Volume 2009 (2009), Article ID 862565, 11 pages
http://dx.doi.org/10.1155/2009/862565
Research Article

Evaluation of the Nutrient Status of Some Hydrophytes in the Water Courses of Nile Delta, Egypt

1Botany Department, Faculty of Science, Tanta University, Tanta 31527, Egypt
2Botany Department, Faculty of Science, Helwan University, Cairo 11792, Egypt

Received 8 April 2009; Accepted 22 June 2009

Academic Editor: Philip White

Copyright © 2009 Kamal H. Shaltout et al. This is an open access article distributed under the Creative Commons Attribution License, which permits unrestricted use, distribution, and reproduction in any medium, provided the original work is properly cited.

Abstract

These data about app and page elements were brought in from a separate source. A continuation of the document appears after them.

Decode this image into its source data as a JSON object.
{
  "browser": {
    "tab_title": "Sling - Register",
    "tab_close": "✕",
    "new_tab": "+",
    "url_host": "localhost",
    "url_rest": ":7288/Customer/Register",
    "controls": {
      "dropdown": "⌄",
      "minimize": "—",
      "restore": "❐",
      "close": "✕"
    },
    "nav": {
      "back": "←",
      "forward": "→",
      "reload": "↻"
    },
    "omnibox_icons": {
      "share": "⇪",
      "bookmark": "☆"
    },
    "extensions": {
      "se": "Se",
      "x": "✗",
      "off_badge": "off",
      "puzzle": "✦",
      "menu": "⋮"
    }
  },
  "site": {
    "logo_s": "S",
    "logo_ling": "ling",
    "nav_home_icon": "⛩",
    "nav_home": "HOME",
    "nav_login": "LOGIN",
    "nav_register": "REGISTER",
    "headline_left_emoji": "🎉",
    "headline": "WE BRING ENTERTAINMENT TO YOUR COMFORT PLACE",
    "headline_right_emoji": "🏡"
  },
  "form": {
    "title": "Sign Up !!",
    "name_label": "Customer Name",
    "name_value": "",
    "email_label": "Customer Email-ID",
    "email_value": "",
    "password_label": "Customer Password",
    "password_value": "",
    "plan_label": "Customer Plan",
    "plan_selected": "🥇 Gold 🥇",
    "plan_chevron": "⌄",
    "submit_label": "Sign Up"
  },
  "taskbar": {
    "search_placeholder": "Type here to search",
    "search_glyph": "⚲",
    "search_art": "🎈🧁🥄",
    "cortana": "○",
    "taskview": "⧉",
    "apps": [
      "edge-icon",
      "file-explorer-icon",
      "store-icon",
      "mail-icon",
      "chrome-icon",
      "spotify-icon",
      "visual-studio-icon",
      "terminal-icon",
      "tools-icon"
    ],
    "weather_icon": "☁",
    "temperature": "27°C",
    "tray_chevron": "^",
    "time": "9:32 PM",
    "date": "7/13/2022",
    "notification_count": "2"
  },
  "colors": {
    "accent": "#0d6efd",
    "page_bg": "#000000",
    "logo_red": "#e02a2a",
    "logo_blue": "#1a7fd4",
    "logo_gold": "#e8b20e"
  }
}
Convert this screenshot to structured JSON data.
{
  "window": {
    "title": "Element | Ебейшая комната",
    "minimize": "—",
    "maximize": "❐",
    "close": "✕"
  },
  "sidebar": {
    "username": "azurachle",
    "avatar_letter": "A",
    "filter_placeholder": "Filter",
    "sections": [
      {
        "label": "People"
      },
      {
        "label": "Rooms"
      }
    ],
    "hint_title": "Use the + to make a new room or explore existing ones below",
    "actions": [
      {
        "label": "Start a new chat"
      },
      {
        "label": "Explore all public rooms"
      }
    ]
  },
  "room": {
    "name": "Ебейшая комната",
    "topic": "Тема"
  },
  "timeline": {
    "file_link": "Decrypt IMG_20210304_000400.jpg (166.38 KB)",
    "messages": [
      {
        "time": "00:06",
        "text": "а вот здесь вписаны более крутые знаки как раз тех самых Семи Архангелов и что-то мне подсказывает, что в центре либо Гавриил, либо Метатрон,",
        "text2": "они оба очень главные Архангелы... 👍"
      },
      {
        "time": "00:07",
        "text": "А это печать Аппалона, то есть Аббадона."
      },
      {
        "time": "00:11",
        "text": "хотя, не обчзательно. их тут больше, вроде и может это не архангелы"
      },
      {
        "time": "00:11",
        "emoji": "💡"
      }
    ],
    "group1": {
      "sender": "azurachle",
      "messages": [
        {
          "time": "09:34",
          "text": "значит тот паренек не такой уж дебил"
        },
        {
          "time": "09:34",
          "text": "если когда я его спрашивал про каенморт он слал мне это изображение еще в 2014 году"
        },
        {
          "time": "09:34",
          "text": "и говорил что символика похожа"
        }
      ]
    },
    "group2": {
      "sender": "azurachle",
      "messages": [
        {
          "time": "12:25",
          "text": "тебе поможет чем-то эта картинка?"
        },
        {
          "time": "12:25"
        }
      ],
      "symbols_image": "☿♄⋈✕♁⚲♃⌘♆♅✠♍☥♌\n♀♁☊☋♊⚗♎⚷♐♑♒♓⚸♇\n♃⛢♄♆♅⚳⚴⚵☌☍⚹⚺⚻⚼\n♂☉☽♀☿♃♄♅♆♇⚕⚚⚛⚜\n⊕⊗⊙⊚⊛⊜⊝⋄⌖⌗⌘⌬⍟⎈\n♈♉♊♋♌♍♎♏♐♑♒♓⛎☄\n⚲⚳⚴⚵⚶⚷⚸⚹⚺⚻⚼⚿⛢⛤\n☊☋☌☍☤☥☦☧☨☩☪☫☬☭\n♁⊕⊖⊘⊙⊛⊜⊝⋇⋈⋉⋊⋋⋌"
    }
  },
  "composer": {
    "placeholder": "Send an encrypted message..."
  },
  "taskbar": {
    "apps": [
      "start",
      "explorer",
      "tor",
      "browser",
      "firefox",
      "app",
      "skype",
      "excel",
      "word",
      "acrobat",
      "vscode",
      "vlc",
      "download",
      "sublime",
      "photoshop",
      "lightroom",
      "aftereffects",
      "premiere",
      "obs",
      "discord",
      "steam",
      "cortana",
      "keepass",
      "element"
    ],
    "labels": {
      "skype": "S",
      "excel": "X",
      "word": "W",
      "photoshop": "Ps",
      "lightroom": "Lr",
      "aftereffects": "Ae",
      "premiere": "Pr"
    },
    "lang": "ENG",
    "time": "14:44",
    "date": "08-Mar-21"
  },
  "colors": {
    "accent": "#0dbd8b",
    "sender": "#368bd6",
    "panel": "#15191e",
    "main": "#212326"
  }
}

The nutritive values of three dominant hydrophytes along the water courses in Nile Delta, Egypt (Echinochloa stagnina, Eichhornia crassipes, and Ceratophyllum demersum) were evaluated in terms of estimating their phytomass, organic, and inorganic chemical compositions. Shoots were collected seasonally from 25 permanent stands representing the distribution of the three species along 15 canals and 10 drains distributed in 5 localities within the Nile Delta. Living and dead parts and total phytomass were estimated. Their inorganic (Na, K, Ca, Mg, P, Cu, Mn, and Pb) and organic (carbohydrates, total nitrogen, total protein, ether extract, digestible nutrient, digestible energy, metabolized energy, and net energy) contents were estimated. The vegetative phase of E. stagnina extended during winter, spring, and summer, while it is flowering and fruiting during autumn. On the other hand, E. crassipes and C. demersum attained their maximum flowering during spring and maximum fruiting during summer, while maximum vegetative phase during autumn and winter. E. stagnina had the highest mean annual phytomass, while C. demersum had the lowest. The living parts of C. demersum had the highest concentrations of Na, Ca, and Mg, while the living parts of E. crassipes had the highest of K and N. C. demersum had the ability to accumulate more concentrations of heavy metals than the other studied species. E. crassipes had the highest values of total carbohydrate and total proteins, while E. stagnina had the highest of crude fibers, and C. demersum had the highest of ether extract and ash contents. The living parts of E. crassipes and C. demersum were considered as excellent forages, while the dead parts of all species and the living parts of E. stagnina were evaluated as poor forage.